Task directions:
Where a line of the material includes the string "value", copy that line.

-------- Material supplied

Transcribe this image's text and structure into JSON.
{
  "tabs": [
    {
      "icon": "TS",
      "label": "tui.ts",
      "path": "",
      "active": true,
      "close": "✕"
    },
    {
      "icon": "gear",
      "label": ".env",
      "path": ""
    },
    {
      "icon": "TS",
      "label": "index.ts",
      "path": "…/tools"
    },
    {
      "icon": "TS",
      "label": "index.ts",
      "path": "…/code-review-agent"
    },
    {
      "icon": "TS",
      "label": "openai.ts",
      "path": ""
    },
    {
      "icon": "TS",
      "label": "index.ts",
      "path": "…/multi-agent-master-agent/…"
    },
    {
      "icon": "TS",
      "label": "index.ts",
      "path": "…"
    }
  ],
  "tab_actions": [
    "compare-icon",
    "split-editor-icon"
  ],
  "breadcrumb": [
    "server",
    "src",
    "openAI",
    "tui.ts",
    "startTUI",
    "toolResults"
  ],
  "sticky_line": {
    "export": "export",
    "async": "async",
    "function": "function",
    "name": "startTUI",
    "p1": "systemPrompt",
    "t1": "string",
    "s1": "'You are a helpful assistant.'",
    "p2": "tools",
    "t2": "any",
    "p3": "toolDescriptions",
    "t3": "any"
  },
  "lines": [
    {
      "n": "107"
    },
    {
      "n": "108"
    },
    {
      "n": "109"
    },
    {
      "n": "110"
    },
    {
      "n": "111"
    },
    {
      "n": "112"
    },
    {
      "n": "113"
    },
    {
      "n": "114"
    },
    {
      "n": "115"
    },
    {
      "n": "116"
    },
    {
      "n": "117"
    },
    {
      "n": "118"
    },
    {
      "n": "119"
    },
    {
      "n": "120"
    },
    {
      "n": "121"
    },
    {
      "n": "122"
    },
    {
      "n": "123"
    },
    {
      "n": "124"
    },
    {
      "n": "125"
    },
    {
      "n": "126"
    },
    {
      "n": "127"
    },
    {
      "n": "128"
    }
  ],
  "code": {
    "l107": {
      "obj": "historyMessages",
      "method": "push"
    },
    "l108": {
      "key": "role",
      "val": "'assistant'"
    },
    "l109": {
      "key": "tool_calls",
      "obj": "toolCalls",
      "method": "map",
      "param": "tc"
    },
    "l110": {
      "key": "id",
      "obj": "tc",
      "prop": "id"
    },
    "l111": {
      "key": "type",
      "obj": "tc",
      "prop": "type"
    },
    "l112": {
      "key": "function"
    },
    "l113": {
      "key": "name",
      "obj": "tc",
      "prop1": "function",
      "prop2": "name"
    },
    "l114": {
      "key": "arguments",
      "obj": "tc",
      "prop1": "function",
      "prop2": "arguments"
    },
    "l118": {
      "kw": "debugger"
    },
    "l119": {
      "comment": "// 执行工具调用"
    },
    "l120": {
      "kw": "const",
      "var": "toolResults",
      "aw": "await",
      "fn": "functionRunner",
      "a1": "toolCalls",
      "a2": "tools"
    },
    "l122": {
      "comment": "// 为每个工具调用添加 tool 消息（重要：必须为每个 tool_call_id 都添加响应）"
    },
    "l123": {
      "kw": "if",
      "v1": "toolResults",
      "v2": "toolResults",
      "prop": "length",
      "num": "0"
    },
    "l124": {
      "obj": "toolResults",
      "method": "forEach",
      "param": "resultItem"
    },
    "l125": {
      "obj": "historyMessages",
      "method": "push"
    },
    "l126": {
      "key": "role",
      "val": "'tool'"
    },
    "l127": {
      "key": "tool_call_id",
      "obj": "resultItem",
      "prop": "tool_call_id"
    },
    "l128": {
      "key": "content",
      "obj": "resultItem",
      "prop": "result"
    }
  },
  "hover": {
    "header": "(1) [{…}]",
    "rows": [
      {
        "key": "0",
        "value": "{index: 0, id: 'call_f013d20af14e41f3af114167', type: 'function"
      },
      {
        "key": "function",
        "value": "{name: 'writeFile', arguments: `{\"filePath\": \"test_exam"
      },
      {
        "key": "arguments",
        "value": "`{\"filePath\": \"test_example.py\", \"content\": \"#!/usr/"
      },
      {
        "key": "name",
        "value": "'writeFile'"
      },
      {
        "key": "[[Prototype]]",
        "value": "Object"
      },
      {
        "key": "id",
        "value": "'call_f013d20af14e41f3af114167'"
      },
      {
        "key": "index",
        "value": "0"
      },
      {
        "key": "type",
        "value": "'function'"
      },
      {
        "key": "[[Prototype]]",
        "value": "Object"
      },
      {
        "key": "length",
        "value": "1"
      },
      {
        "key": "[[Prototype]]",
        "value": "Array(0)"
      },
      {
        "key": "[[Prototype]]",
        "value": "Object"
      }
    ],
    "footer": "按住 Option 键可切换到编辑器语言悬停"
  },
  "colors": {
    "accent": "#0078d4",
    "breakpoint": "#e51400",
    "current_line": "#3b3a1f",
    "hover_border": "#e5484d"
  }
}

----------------

Result of this task:
        "value": "{index: 0, id: 'call_f013d20af14e41f3af114167', type: 'function"
        "value": "{name: 'writeFile', arguments: `{\"filePath\": \"test_exam"
        "value": "`{\"filePath\": \"test_example.py\", \"content\": \"#!/usr/"
        "value": "'writeFile'"
        "value": "Object"
        "value": "'call_f013d20af14e41f3af114167'"
        "value": "0"
        "value": "'function'"
        "value": "Object"
        "value": "1"
        "value": "Array(0)"
        "value": "Object"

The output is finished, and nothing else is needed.